During the month of March, national emphasis is placed on poison prevention. Let’s first take a look at a poison that is invisible to us, yet potentially deadly.
It is critical that you have a CO detector in your home and, like your smoke detectors, change the batteries each year in the spring or fall when you change the time on your clocks. This is the most important way to keep you and your family safe. For more precautionary actions you can take, visit the Centers for Disease Control (CDC).
Other harmful poisons are the everyday items found in most homes, such as household cleaners and medicines. Medication dosing mistakes and unsupervised ingestions are common ways that children are poisoned. It is up to us adults to ensure that these products are locked away and out of the reach of curious children.
Every day, over 300 children in the U.S. ages 0–19, are treated in
an emergency department for ingesting harmful products and
medications.
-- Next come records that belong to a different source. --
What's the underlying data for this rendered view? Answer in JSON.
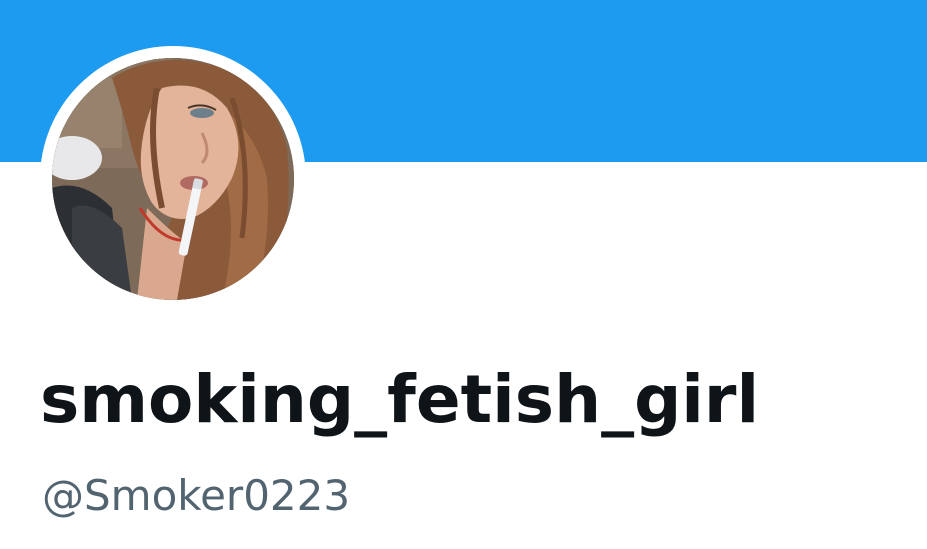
{
  "profile": {
    "display_name": "smoking_fetish_girl",
    "handle": "@Smoker0223",
    "avatar_icon": "profile-photo-avatar"
  },
  "colors": {
    "banner": "#1d9bf0",
    "name_text": "#0f1419",
    "handle_text": "#536471",
    "background": "#ffffff"
  }
}
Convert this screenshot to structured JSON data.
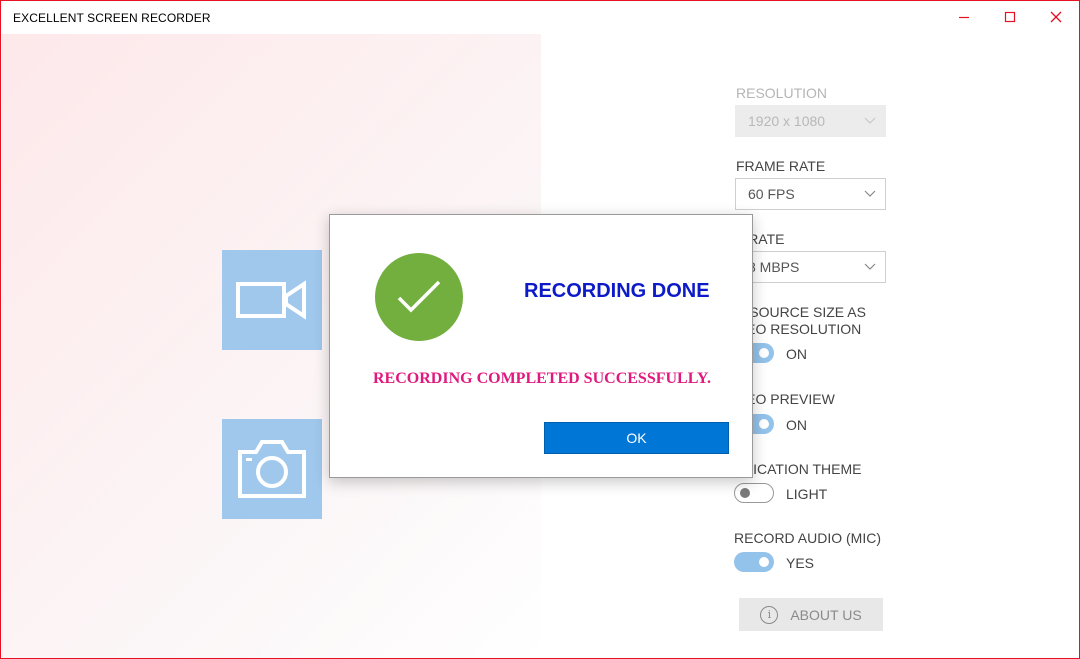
{
  "window": {
    "title": "EXCELLENT SCREEN RECORDER",
    "accent_color": "#e81123"
  },
  "tiles": {
    "video_icon": "video-camera-icon",
    "photo_icon": "camera-icon",
    "tile_color": "#9fc8ec"
  },
  "settings": {
    "resolution": {
      "label": "RESOLUTION",
      "value": "1920 x 1080",
      "disabled": true
    },
    "frame_rate": {
      "label": "FRAME RATE",
      "value": "60 FPS"
    },
    "bit_rate": {
      "label": "T RATE",
      "value": "8 MBPS"
    },
    "source_size": {
      "label_line1": "E SOURCE SIZE AS",
      "label_line2": "DEO RESOLUTION",
      "value": "ON",
      "state": "on"
    },
    "video_preview": {
      "label": "DEO PREVIEW",
      "value": "ON",
      "state": "on"
    },
    "app_theme": {
      "label": "PLICATION THEME",
      "value": "LIGHT",
      "state": "off"
    },
    "record_audio": {
      "label": "RECORD AUDIO (MIC)",
      "value": "YES",
      "state": "on"
    },
    "about_label": "ABOUT US"
  },
  "dialog": {
    "title": "RECORDING DONE",
    "message": "RECORDING COMPLETED SUCCESSFULLY.",
    "ok_label": "OK",
    "title_color": "#0d1ac8",
    "message_color": "#e0197e",
    "check_color": "#72af3e",
    "button_color": "#0077d6"
  }
}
Sadly, two out of these 300 children die as a result
of this type of poisoning.
The CDC has common sense tips for preventing accidental poisonings in your home, as well as what to do in the case of such an emergency.
Most people with a foodborne illness recover without medical treatment, but anyone with severe symptoms should see their doctor.